I could go on giving examples and shouting ‘lies’; but that is cheap. The real point is that whatever desperate legal manoeuvre introduced the phrase ‘conspiracy to murder’ into Alfie’s case, that phrase immediately resonated with the public conscience as an apt description of what was going on. The verdict of public opinion was unaffected by the legal detail, which few people cared about at the time, and which the Secret Barrister now gets wrong. It was based simply on the fact that a group of lawyers and medics had agreed to pursue a course of action which would lead to Alfie’s death. It is no good writing volumes now to prove that they had good intentions: the public heard all that at the time, and was not impressed.
The problem was similar, albeit perhaps less dramatic, in many other cases chosen by the Secret Barrister for discussion in this book, from Gina Miller to ambulance-chasing to the immigration industry. Rightly or wrongly, the public feels in its gut that what is going on is unfair. As a rule, the media gives it plenty of detail; but no amount of detail changes the public mind. The justice delivered to us by this legal system is seen as a fake justice.
Like many losers in broadly similar circumstances, the Establishment now complains via its Secret Barrister that the court of public opinion has been unfair and biased against them. I beg to differ. I think they keep losing the debate because they have not had much of a case, and additionally, have done no favours to their own credibility.

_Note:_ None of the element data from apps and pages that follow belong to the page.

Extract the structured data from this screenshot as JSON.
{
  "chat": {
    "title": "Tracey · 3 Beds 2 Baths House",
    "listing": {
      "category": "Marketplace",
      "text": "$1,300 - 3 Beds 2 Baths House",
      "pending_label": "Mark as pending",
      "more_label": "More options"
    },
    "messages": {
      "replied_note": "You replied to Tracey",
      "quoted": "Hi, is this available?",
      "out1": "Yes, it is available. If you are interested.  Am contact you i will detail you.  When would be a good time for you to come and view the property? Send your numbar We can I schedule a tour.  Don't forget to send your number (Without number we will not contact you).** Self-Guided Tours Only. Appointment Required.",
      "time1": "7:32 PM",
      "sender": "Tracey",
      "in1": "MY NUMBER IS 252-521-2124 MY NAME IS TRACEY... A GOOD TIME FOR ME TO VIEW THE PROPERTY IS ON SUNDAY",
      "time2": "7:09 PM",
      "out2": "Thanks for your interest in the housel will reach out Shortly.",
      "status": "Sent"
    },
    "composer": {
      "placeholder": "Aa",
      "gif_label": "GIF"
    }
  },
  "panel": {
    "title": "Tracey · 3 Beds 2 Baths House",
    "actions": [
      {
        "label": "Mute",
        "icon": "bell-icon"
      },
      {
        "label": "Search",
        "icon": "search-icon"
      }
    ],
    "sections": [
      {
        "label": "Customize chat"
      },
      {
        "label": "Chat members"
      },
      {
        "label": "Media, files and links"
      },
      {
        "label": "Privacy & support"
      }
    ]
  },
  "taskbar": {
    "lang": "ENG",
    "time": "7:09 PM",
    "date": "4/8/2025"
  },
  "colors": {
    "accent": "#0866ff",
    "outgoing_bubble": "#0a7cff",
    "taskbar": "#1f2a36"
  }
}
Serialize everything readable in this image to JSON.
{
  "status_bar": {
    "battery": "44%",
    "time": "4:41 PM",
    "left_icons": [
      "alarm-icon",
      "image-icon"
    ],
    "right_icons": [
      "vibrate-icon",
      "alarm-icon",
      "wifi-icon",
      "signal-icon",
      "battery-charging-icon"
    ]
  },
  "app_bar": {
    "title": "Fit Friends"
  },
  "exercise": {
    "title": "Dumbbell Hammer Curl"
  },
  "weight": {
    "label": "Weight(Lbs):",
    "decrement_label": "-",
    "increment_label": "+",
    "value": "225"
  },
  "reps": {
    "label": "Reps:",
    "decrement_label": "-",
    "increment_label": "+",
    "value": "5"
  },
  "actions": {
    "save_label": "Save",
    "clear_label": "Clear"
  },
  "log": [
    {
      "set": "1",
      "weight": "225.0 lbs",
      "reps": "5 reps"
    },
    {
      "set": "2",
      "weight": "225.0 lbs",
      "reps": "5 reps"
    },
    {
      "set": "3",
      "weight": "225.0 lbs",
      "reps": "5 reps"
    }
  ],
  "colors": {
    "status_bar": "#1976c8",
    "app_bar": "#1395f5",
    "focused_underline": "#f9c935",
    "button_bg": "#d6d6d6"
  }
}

For example, they have been far too keen to argue their case from a position of anonymity. The doctors whose medical consensus condemned Alfie Evans and Charlie Gard to death successfully applied for anonymity orders from the Court – you would actually go to prison if you publicly named any of them. No wonder the public refused to trust their authority in such a grave matter – if they inexplicably refused to back it up with any real names. Had they been less keen to hide their identities, the case would probably look less like a conspiracy to murder to most people…
The legal system responsible for those cases now makes another attempt to defend itself – but again, only in an anonymous pamphlet.
Secret Barrister, you claim to expose “the Pavel Stroilovs roaming the legal wastelands” as the source of ‘fake law’ – but I am exposed enough without you. My name, my face, my biography are no secrets – unlike yours. Who will seriously believe your accusations if I cannot sue you for libel, or even ask you a question? You claim to do no more than state the truth and clear the confusion – why do you have to do it anonymously? What are you afraid of? For my part, and on behalf of my powerful co-conspirators in Vatican and the United States (if there are any), I assure you that you have nothing to fear – except perhaps one thing:
In breach of all standards of journalism, research, or elementary fairness, you have never offered me the right of reply. You can rectify that now. I respectfully invite you to take off your mask. Let us meet to debate these things on camera, testing my flow of vituperation and bile against your pure stream of sound reasoning. As a barrister, you know the only reliable way to test mutual allegations of falsity. Let us cross-examine each other.